On July 31st, closer Heathcliff Slocumb was sent to the Seattle Mariners for two prospects: Derek Lowe and catcher Jason Varitek.
On November 18th, 1997, the Red Sox dealt prospects Carl Pavano and Tony Armas Jr. to the Montreal Expos for the reigning Cy Young winner Pedro Martinez. At the time there was no way to predict the run of dominance Pedro would go on.
The seeds of some great Red Sox teams were indeed planted back in 1997, but at the time the Red Sox were a below .500 team mired in fourth place. They hadn't won a World Series in 79 years and it didn't seem like that streak would be broken anytime soon.
Where Is Boston Sports At, Now?
The Bruins celebrate the Stanley Cup win in June of 2011.
Bruce Bennett/Getty Images
As of today, it has been nearly a full eight months since a Boston sports franchise won a major title. That's not too long folks. It's also been less than a full week since the Patriots played in the Super Bowl, something that, even with the disappointing results, thirty other NFL teams would have gladly been part of.
Since the turn of the century the Bruins, Patriots and Red Sox combined, played in ten, count-em, ten major sports championships.
The Patriots have made five Super Bowls, the Red Sox have made two World Series, the Celtics have gone to the NBA Finals twice and the Bruins have made one Stanley Cup trip.
Those ten trips have resulted in seven titles. Seven titles folks. That's really more than anyone would have ever predicted and about as much as any sports city could reasonably expect.
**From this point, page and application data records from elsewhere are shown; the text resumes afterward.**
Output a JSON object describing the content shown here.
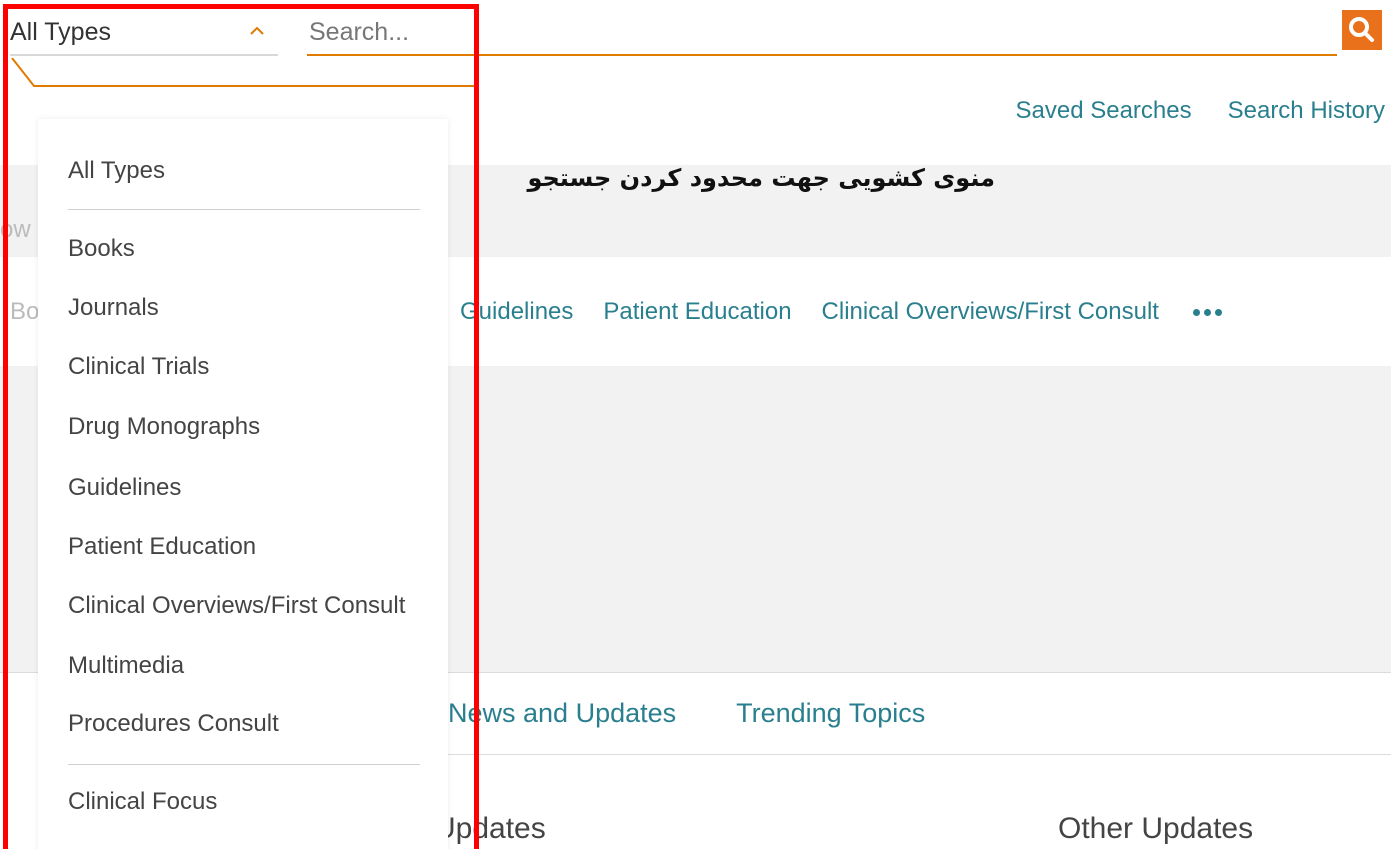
{
  "search": {
    "type_selected": "All Types",
    "placeholder": "Search..."
  },
  "top_links": [
    "Saved Searches",
    "Search History"
  ],
  "annotation": "منوی کشویی جهت محدود کردن جستجو",
  "partial_left": [
    "ow",
    "Bo"
  ],
  "type_links": [
    "Guidelines",
    "Patient Education",
    "Clinical Overviews/First Consult"
  ],
  "news_tabs": [
    "News and Updates",
    "Trending Topics"
  ],
  "sections": [
    "Updates",
    "Other Updates"
  ],
  "dropdown": {
    "items": [
      "All Types",
      "Books",
      "Journals",
      "Clinical Trials",
      "Drug Monographs",
      "Guidelines",
      "Patient Education",
      "Clinical Overviews/First Consult",
      "Multimedia",
      "Procedures Consult",
      "Clinical Focus"
    ]
  },
  "colors": {
    "accent_orange": "#e9711c",
    "link_teal": "#2a7f8e",
    "annotation_red": "#ff0000"
  }
}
The Red Sox are tied for most World Series rings this decade with the Cardinals and Yankees. The Patriots are the only team sporting three Super Bowl rings this decade.
Losing stinks. No one likes it and you can bet that the players, coaches and organizations that are involved, hate it as much as anyone.
It's a bit much to get too bitter over these losses though. The Red Sox play in the toughest division in baseball. The Patriots have lost to two very good and very well coached Giants teams. The Celtics lost to a Lakers team led by Kobe Bryant, who is one of the greatest players ever to play in NBA History.
Boston sports fans don't have much to get too upset about. No one wins every year, plus, what made the 2004 run so amazing was that we hadn't won in so long. That's not to say that the Red Sox should make it their mission to not win another World Series for another 80 some odd years, it's just that you can't appreciate winning without experiencing losing.
Boston sports are in very good shape. Maybe 2012 won't feature any banners or parades or maybe the Celtics, Bruins or Red Sox will surprise everyone with one or more?
One thing seems certain: Boston sports teams are all well worth watching, and there are a lot of sports fans in a lot of cities that would gladly switch places with you.